Alela Diane: About Farewell
Consider this spare new record a “very sturdy” addition to the sizable canon of singer-songwriter breakup albums.
Consider this spare new record a “very sturdy” addition to the sizable canon of singer-songwriter breakup albums, said Steven Hyden in Pitchfork.com. Portland, Ore.–based folkie Alela Diane split with her guitarist husband, Tom Bevitori, since listeners last heard from her two years ago, and in this return she has plumbed her own heartbreak to produce a collection of songs “that ache with the specificity of poetic reportage.” As always, it’s Diane’s voice—“nimble and graceful like a jazz singer, sad and knowing like a blues crooner”—that draws you in. “At times the songs are so visceral, you almost feel sheepish knowing so intimately what Diane endured,” said James Reed in The Boston Globe.

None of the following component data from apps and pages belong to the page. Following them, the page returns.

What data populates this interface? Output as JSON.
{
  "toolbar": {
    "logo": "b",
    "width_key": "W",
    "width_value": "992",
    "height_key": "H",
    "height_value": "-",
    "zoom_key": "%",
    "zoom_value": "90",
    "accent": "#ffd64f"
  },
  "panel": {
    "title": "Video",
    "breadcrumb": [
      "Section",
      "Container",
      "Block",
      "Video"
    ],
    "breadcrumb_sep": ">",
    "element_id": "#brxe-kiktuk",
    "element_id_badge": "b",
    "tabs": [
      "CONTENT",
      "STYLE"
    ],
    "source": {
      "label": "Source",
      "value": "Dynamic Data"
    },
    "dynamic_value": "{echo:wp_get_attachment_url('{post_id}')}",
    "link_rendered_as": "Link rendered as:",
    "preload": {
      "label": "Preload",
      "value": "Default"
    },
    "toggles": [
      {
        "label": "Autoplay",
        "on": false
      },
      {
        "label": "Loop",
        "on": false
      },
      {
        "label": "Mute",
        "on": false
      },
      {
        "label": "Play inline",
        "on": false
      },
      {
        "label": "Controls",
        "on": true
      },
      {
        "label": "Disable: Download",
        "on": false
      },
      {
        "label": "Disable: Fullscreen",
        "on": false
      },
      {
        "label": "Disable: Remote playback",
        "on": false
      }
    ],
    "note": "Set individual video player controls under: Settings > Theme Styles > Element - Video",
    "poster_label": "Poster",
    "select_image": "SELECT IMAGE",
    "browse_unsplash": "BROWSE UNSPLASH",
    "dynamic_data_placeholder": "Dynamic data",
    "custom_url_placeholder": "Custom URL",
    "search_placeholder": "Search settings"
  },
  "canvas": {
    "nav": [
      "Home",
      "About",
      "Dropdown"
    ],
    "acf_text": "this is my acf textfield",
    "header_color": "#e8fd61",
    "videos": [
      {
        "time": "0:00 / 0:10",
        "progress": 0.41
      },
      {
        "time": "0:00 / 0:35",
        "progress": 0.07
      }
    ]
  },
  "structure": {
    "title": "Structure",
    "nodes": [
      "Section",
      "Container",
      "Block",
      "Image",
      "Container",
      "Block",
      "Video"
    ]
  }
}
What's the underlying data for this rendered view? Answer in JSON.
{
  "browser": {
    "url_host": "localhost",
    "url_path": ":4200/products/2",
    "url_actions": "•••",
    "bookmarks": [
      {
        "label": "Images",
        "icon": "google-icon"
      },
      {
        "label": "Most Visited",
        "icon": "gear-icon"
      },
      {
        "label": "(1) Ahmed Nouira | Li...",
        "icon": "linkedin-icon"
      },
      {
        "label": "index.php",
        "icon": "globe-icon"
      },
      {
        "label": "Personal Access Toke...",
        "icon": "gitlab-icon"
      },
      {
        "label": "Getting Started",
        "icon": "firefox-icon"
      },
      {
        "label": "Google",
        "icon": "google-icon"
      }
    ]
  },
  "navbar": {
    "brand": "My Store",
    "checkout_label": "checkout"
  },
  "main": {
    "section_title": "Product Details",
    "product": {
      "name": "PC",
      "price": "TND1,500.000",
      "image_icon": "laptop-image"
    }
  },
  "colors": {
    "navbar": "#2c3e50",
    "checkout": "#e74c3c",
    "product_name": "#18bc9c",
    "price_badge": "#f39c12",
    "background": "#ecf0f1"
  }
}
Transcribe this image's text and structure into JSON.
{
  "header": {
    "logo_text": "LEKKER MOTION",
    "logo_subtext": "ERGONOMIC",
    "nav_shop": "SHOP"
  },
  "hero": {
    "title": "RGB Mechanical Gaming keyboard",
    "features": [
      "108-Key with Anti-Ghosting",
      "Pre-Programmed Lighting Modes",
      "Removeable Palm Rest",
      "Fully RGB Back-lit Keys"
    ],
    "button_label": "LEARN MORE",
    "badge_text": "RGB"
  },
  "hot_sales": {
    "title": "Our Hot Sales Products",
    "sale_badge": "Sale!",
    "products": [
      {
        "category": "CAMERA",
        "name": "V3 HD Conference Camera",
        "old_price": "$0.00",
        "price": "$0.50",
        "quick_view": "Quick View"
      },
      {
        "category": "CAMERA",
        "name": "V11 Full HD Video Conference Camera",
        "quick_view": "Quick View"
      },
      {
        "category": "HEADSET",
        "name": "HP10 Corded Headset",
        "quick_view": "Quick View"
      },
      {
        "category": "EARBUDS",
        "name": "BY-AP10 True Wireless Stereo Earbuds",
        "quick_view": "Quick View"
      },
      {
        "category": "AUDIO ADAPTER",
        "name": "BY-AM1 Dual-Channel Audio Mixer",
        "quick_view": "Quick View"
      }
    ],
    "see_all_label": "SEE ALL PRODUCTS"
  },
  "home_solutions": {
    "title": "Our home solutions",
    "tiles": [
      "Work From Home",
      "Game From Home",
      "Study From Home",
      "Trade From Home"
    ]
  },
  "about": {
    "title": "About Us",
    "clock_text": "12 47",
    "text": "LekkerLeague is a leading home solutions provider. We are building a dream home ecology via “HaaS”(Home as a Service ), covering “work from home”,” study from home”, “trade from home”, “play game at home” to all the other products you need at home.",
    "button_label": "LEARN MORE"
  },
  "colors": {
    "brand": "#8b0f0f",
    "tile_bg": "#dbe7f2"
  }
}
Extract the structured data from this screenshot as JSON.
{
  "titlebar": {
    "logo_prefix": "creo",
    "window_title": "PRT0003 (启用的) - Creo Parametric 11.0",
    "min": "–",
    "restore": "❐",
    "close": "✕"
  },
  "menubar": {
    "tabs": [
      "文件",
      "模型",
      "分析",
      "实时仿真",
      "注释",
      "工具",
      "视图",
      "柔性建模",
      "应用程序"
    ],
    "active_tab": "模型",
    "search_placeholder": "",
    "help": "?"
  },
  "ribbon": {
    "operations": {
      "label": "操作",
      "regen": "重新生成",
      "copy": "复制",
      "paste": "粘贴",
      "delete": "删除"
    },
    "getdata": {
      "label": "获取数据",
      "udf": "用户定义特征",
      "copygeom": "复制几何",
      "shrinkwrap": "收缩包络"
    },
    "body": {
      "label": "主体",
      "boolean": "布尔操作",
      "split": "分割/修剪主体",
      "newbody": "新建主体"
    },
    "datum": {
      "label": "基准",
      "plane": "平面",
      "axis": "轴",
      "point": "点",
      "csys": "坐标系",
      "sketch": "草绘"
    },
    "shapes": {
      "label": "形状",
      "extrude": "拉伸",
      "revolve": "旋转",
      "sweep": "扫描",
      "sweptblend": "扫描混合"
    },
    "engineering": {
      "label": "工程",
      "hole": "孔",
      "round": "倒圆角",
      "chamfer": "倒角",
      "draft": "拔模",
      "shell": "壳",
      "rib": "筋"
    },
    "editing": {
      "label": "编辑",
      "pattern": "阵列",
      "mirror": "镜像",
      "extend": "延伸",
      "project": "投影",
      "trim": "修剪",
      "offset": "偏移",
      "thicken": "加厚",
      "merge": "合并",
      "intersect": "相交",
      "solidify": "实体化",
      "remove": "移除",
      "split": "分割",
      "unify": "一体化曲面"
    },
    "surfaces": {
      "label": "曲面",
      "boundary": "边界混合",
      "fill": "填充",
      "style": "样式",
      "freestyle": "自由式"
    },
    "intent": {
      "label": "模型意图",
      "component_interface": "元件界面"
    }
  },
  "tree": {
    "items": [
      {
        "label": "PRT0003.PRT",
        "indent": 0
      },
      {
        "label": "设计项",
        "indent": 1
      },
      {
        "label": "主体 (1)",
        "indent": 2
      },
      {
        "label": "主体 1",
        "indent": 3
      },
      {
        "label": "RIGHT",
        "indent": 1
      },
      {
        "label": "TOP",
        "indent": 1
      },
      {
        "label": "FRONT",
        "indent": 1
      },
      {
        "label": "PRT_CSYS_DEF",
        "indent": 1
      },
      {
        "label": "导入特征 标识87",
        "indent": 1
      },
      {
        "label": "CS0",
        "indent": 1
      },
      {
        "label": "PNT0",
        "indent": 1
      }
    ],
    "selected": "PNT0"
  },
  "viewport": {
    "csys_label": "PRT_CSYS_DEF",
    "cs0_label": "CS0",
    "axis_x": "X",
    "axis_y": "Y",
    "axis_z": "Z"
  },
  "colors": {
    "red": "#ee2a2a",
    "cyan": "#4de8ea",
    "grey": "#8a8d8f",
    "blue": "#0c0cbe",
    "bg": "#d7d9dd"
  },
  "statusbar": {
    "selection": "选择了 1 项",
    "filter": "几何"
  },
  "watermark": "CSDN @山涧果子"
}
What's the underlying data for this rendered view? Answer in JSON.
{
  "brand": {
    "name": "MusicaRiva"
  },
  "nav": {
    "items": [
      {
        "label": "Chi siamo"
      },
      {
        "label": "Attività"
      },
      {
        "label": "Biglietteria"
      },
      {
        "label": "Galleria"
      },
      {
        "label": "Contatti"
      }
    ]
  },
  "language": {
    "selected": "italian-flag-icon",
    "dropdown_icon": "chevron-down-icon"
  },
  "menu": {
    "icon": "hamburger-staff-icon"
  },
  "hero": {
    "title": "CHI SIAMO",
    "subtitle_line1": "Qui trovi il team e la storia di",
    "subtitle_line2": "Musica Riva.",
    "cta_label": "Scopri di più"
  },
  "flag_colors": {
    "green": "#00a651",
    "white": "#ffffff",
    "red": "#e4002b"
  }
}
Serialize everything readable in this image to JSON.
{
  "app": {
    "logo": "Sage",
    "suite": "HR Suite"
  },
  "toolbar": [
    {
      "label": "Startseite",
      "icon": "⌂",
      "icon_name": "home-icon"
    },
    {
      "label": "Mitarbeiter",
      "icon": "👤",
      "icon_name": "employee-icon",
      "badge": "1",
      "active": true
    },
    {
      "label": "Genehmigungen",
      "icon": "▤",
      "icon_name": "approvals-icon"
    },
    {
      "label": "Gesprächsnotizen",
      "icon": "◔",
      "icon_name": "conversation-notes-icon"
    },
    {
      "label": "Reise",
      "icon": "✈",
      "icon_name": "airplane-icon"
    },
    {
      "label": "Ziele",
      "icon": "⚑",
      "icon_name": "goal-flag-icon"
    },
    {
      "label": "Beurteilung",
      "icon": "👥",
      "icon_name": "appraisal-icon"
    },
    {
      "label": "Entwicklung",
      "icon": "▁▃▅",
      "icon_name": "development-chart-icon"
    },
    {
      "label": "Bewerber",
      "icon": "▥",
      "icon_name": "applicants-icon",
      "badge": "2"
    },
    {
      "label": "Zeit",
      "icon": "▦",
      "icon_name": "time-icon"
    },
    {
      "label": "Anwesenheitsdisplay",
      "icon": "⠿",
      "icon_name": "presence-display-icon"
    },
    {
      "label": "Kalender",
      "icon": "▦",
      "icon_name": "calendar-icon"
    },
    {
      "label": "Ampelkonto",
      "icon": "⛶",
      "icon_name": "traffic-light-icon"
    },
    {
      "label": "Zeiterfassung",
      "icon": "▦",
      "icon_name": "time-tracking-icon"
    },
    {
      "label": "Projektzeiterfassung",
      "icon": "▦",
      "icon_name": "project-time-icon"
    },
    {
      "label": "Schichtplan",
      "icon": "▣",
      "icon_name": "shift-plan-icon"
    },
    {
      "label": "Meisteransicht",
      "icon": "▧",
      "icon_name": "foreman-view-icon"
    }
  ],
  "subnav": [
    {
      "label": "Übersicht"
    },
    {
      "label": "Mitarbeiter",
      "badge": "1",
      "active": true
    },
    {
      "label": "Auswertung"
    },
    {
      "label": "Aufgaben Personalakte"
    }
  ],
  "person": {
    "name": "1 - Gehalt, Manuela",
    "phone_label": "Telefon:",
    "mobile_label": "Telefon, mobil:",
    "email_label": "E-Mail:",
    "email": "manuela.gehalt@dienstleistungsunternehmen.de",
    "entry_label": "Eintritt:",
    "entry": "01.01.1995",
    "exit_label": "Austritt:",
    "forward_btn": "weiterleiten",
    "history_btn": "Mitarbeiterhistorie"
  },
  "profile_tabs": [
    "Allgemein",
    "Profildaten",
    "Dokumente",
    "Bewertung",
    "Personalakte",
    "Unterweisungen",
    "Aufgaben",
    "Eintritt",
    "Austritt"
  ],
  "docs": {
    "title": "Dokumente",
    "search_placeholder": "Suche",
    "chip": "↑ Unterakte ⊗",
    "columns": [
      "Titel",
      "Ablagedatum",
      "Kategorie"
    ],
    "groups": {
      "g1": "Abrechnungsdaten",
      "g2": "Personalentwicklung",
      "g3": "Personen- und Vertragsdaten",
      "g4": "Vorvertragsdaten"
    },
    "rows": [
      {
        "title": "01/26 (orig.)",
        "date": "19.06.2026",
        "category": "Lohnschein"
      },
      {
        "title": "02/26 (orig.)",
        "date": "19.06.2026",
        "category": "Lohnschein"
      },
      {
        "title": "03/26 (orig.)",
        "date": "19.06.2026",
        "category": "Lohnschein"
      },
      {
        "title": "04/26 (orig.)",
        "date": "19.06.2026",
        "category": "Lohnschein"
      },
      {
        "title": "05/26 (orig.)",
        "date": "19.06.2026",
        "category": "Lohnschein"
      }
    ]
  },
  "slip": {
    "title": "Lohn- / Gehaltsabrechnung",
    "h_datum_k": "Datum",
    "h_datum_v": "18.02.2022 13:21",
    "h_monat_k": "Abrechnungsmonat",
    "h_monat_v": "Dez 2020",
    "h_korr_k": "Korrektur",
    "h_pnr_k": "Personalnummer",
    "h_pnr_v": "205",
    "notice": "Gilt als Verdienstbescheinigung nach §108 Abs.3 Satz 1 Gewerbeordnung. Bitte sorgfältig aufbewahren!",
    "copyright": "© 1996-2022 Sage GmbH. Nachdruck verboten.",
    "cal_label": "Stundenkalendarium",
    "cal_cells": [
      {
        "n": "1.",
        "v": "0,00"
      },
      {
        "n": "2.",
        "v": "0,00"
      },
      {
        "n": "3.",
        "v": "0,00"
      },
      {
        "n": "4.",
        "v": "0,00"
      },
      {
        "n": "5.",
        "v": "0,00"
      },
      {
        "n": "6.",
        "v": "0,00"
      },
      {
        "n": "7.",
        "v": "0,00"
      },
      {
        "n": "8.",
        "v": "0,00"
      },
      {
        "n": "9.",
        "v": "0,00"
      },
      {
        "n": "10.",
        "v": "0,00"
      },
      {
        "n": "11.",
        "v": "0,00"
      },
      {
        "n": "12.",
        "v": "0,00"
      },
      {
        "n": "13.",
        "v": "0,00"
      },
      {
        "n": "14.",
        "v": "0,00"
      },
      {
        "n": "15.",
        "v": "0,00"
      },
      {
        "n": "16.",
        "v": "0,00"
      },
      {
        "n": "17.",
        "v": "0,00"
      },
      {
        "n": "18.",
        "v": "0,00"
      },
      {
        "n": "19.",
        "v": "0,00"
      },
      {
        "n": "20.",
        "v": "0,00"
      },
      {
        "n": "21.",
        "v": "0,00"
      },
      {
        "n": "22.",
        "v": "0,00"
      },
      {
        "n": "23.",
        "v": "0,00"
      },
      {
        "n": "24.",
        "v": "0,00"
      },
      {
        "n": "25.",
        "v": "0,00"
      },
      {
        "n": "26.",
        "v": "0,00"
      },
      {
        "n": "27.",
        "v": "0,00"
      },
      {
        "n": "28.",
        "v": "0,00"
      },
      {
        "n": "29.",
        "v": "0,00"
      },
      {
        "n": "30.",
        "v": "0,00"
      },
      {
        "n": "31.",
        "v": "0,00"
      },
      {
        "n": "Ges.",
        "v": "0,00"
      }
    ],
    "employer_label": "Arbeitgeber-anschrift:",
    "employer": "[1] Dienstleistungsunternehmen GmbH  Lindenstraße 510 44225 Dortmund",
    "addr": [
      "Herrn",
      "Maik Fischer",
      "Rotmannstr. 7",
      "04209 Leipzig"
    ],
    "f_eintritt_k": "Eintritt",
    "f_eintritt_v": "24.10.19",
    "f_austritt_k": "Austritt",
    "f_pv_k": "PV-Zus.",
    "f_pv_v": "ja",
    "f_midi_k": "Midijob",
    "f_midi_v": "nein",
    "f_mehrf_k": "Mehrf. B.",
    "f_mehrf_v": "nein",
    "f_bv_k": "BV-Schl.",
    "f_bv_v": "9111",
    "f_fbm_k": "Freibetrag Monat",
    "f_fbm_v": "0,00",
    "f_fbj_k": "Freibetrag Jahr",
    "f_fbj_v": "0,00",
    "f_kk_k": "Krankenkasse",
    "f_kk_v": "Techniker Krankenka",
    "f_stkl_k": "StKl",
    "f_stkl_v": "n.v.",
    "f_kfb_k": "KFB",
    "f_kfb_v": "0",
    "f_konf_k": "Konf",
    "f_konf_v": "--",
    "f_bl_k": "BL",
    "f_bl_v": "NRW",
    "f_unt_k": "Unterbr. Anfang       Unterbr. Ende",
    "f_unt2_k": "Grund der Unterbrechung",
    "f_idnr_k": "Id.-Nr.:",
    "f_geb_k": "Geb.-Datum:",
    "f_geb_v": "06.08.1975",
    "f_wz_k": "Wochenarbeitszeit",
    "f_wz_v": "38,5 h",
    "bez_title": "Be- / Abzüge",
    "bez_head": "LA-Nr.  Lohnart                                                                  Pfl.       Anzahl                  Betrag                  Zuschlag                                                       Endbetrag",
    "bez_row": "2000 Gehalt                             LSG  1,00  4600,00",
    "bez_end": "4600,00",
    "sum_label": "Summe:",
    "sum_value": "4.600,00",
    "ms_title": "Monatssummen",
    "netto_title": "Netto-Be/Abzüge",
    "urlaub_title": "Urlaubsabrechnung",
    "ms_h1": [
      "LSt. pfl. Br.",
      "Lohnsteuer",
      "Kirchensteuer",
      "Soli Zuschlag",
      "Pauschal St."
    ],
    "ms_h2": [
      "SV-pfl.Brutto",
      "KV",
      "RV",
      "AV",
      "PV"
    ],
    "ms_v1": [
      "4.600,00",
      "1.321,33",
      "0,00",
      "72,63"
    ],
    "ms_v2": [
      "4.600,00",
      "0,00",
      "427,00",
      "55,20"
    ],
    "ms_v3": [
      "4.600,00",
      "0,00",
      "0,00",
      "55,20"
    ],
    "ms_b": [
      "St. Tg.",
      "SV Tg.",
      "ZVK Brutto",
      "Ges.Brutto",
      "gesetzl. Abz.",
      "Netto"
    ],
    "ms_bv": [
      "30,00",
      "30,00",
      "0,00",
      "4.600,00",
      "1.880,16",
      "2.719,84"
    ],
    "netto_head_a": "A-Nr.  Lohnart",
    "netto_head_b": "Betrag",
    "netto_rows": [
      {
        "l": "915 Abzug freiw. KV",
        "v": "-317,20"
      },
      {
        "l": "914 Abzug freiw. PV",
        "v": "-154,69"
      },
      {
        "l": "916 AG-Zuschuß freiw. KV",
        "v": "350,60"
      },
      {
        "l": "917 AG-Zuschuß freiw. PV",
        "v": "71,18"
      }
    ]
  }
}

Gone is the jaunty Bevitori-led band of Diane’s previous release, so this set becomes “a testament to the power of an acoustic guitar backing an artist with something to say.” Falling out of love still causes a lot more pain than falling in love, but “like the first blush of romance, it’s intoxicating.”